This network visualises the land borders of countries of the world. It truthfully depicts relative population sizes and honors neighbor-relations, but otherwise disreguards geograph space. How does our view of the world exist in our minds?
This alternative world map was made to facilitate the re-thinking of concepts like countries and continents, and to trick the beholder into turning the attention inwards - towards the beholder of such consepts and the cognitive functions on which we rely to order and navigate in the world. We can recognise the world in it, but need to rediscover and realign the alternative map to our established perseption in order to read the image.
A world map visualised by algoritmic placement of country-nodes in a network of countries joined by land-borders.
Download here the edited pdf and the original script in R using igraph and relational data to create the world-map network.
Infographs communicate factual information about the world and permit us form our understanding of it. Once acquired, though, our understanding of the world is sticky. Humans rely on habits and acquired patterns to function since a constantly reevaluation of our surrounding would be cognatively exhausting. Still, sticking to old info is a cognitive bias and problematic trait in human behaviour. Public helath super-lecturer Hans Rosling noted that the world view of his students corresponded roughly to the socioeconomic state of the world at the time when their teachers were children.
I am fasinated by the waking up from perseptional slumbers. The moment when captured atention or kindeled interest precipitates re-thinking. Here, the statistician and the artist meet and converge over bothe objectives and means to, as Picaso said, brush away from the soul the dust of everyday life.
For an event at the Mind Foundation in Berlin, I was invited to participate in a collaboration with other computer scientists, artists and neuroscientists for an exposition with EDGE neuroart in 2020.
Using raw data collected from neurons in mice brains, network tools and a tweaked random network generator, these are parts of the piece that our group generated for the exhibition in Berlin.
The poster is based in structural differences between uninhibitedly random networks and the real-world structure of the observed neural networks photographed in developing mice brains.
The animation draws on principles of establishing a network structure using basic structural measurements and the consequent generation of similarly structured random networks.

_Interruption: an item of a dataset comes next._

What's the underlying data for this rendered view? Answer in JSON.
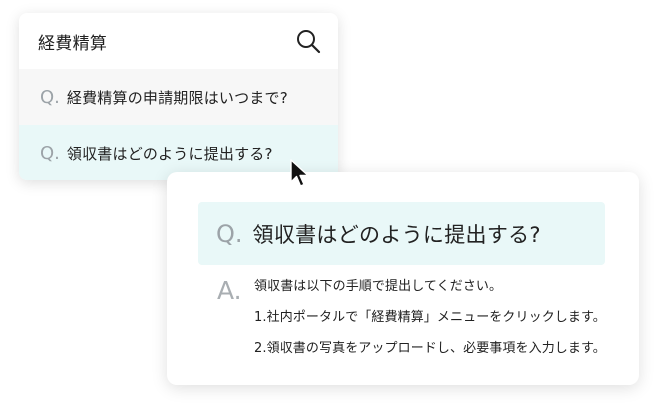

Like the above poster, the use of the network methodology has been left behind in the persuite of artistic rather than analytical goals.
Email me at contact at Lilljegren dot com or fill in the following form to reach me. I am based in Brussels - Belgium.